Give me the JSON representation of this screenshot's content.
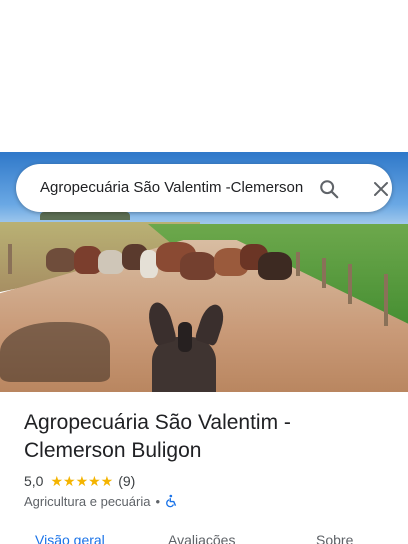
{
  "search": {
    "query": "Agropecuária São Valentim -Clemerson Buligon"
  },
  "place": {
    "name": "Agropecuária São Valentim - Clemerson Buligon",
    "rating": "5,0",
    "stars": "★★★★★",
    "review_count": "(9)",
    "category": "Agricultura e pecuária",
    "separator": "•"
  },
  "tabs": [
    {
      "label": "Visão geral"
    },
    {
      "label": "Avaliações"
    },
    {
      "label": "Sobre"
    }
  ],
  "icons": {
    "search": "search-icon",
    "close": "close-icon",
    "accessibility": "wheelchair-icon"
  },
  "colors": {
    "accent": "#1a73e8",
    "star": "#f4b400",
    "text_primary": "#202124",
    "text_secondary": "#5f6368"
  }
}
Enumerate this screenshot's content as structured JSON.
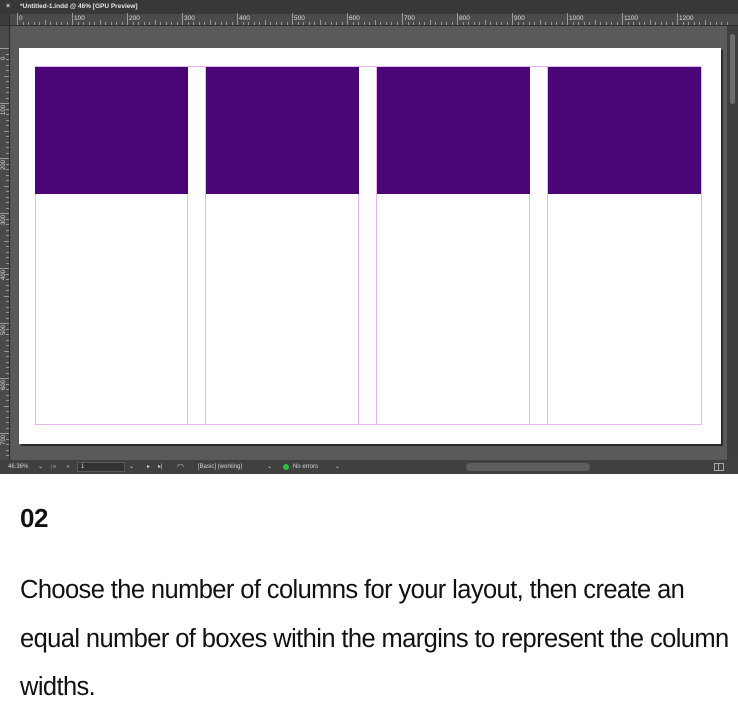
{
  "window": {
    "close_glyph": "×",
    "document_tab": "*Untitled-1.indd @ 46% [GPU Preview]"
  },
  "rulers": {
    "horizontal_labels": [
      "0",
      "100",
      "200",
      "300",
      "400",
      "500",
      "600",
      "700",
      "800",
      "900",
      "1000",
      "1100",
      "1200"
    ],
    "vertical_labels": [
      "0",
      "100",
      "200",
      "300",
      "400",
      "500",
      "600",
      "700"
    ]
  },
  "document": {
    "column_count": 4,
    "box_color": "#4a0676",
    "margin_guide_color": "#e7b6f0",
    "page_color": "#ffffff",
    "pasteboard_color": "#5a5a5a"
  },
  "statusbar": {
    "zoom": "46.36%",
    "zoom_chevron": "⌄",
    "first_page": "|◂",
    "prev_page": "◂",
    "page_number": "1",
    "page_chevron": "⌄",
    "next_page": "▸",
    "last_page": "▸|",
    "preflight_icon": "◠",
    "style": "[Basic] (working)",
    "style_chevron": "⌄",
    "preflight_status": "No errors",
    "preflight_chevron": "⌄",
    "status_ok_color": "#2fbf3e"
  },
  "caption": {
    "step": "02",
    "text": "Choose the number of columns for your layout, then create an equal number of boxes within the margins to represent the column widths."
  }
}
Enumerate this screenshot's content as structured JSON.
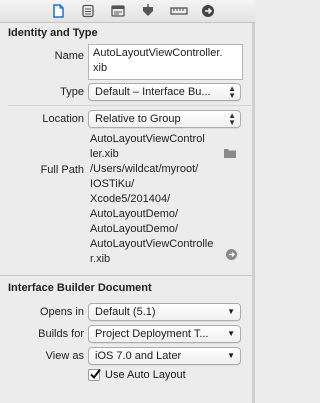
{
  "toolbar": {
    "icons": [
      "file-inspector-icon",
      "quick-help-icon",
      "identity-icon",
      "attributes-icon",
      "size-icon",
      "connections-icon"
    ]
  },
  "identity": {
    "title": "Identity and Type",
    "name_label": "Name",
    "name_value": "AutoLayoutViewController.\nxib",
    "type_label": "Type",
    "type_value": "Default – Interface Bu...",
    "location_label": "Location",
    "location_value": "Relative to Group",
    "relative_path": "AutoLayoutViewControl\nler.xib",
    "full_path_label": "Full Path",
    "full_path_value": "/Users/wildcat/myroot/\nIOSTiKu/\nXcode5/201404/\nAutoLayoutDemo/\nAutoLayoutDemo/\nAutoLayoutViewControlle\nr.xib"
  },
  "ib": {
    "title": "Interface Builder Document",
    "opens_in_label": "Opens in",
    "opens_in_value": "Default (5.1)",
    "builds_for_label": "Builds for",
    "builds_for_value": "Project Deployment T...",
    "view_as_label": "View as",
    "view_as_value": "iOS 7.0 and Later",
    "auto_layout_label": "Use Auto Layout",
    "auto_layout_checked": true
  }
}
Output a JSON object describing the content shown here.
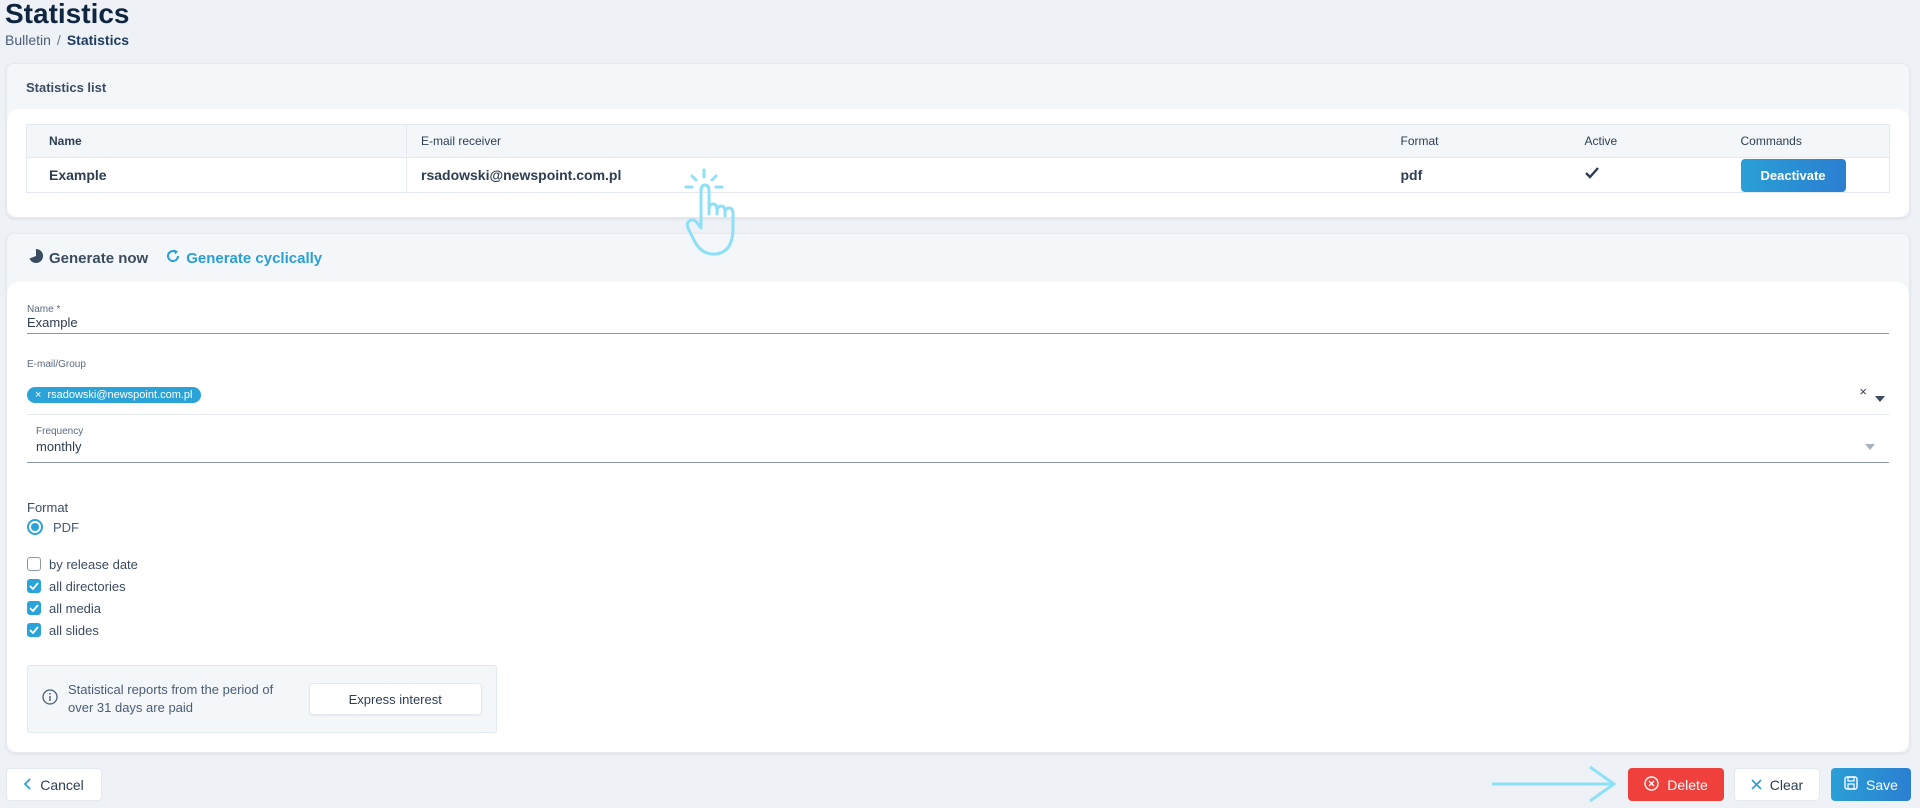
{
  "page": {
    "title": "Statistics",
    "breadcrumb": [
      "Bulletin",
      "Statistics"
    ],
    "breadcrumb_separator": "/"
  },
  "list": {
    "header": "Statistics list",
    "columns": [
      "Name",
      "E-mail receiver",
      "Format",
      "Active",
      "Commands"
    ],
    "rows": [
      {
        "name": "Example",
        "email": "rsadowski@newspoint.com.pl",
        "format": "pdf",
        "active": true,
        "command": "Deactivate"
      }
    ]
  },
  "generate": {
    "tab_now": "Generate now",
    "tab_cyclic": "Generate cyclically",
    "name_label": "Name *",
    "name_value": "Example",
    "email_label": "E-mail/Group",
    "email_chip": "rsadowski@newspoint.com.pl",
    "chip_remove": "×",
    "clear_symbol": "×",
    "frequency_label": "Frequency",
    "frequency_value": "monthly",
    "format_label": "Format",
    "format_option": "PDF",
    "checkboxes": [
      {
        "label": "by release date",
        "checked": false
      },
      {
        "label": "all directories",
        "checked": true
      },
      {
        "label": "all media",
        "checked": true
      },
      {
        "label": "all slides",
        "checked": true
      }
    ],
    "info_text": "Statistical reports from the period of over 31 days are paid",
    "interest_button": "Express interest"
  },
  "actions": {
    "cancel": "Cancel",
    "delete": "Delete",
    "clear": "Clear",
    "save": "Save"
  },
  "colors": {
    "accent": "#2aa3d9",
    "danger": "#f0403c",
    "background": "#eef2f6"
  }
}
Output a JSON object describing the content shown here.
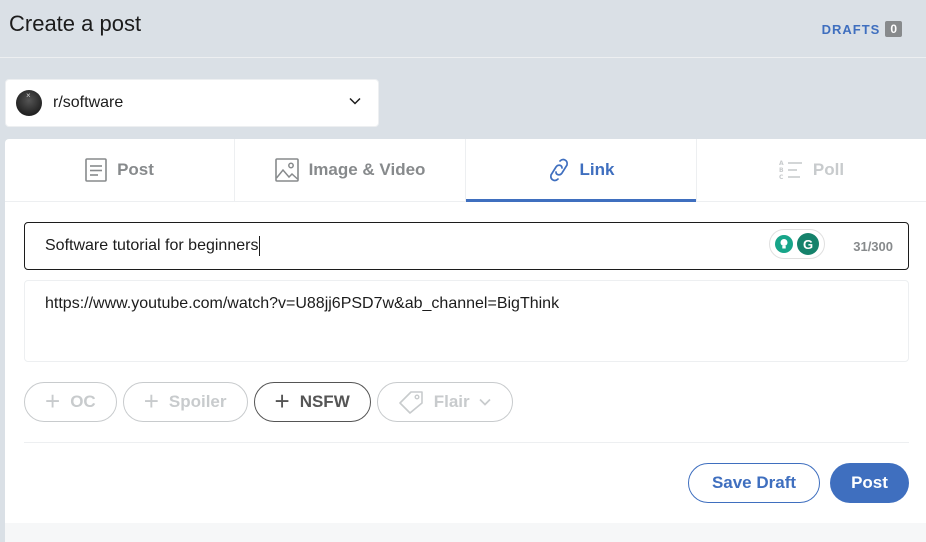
{
  "header": {
    "title": "Create a post",
    "drafts_label": "DRAFTS",
    "drafts_count": "0"
  },
  "community": {
    "name": "r/software",
    "avatar_icon": "community-avatar",
    "chevron_icon": "chevron-down-icon"
  },
  "tabs": [
    {
      "label": "Post",
      "icon": "document-icon",
      "active": false
    },
    {
      "label": "Image & Video",
      "icon": "image-icon",
      "active": false
    },
    {
      "label": "Link",
      "icon": "link-icon",
      "active": true
    },
    {
      "label": "Poll",
      "icon": "poll-icon",
      "active": false,
      "disabled": true
    }
  ],
  "title_field": {
    "value": "Software tutorial for beginners",
    "char_count": "31/300"
  },
  "grammarly": {
    "g_label": "G"
  },
  "url_field": {
    "value": "https://www.youtube.com/watch?v=U88jj6PSD7w&ab_channel=BigThink"
  },
  "tags": [
    {
      "label": "OC"
    },
    {
      "label": "Spoiler"
    },
    {
      "label": "NSFW"
    },
    {
      "label": "Flair"
    }
  ],
  "actions": {
    "save_draft": "Save Draft",
    "post": "Post"
  },
  "colors": {
    "accent": "#3f6fbf",
    "background": "#dae0e6",
    "muted": "#878a8c"
  }
}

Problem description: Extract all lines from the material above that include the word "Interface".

Response to the task:
    "type_value": "Default – Interface Bu...",
    "title": "Interface Builder Document",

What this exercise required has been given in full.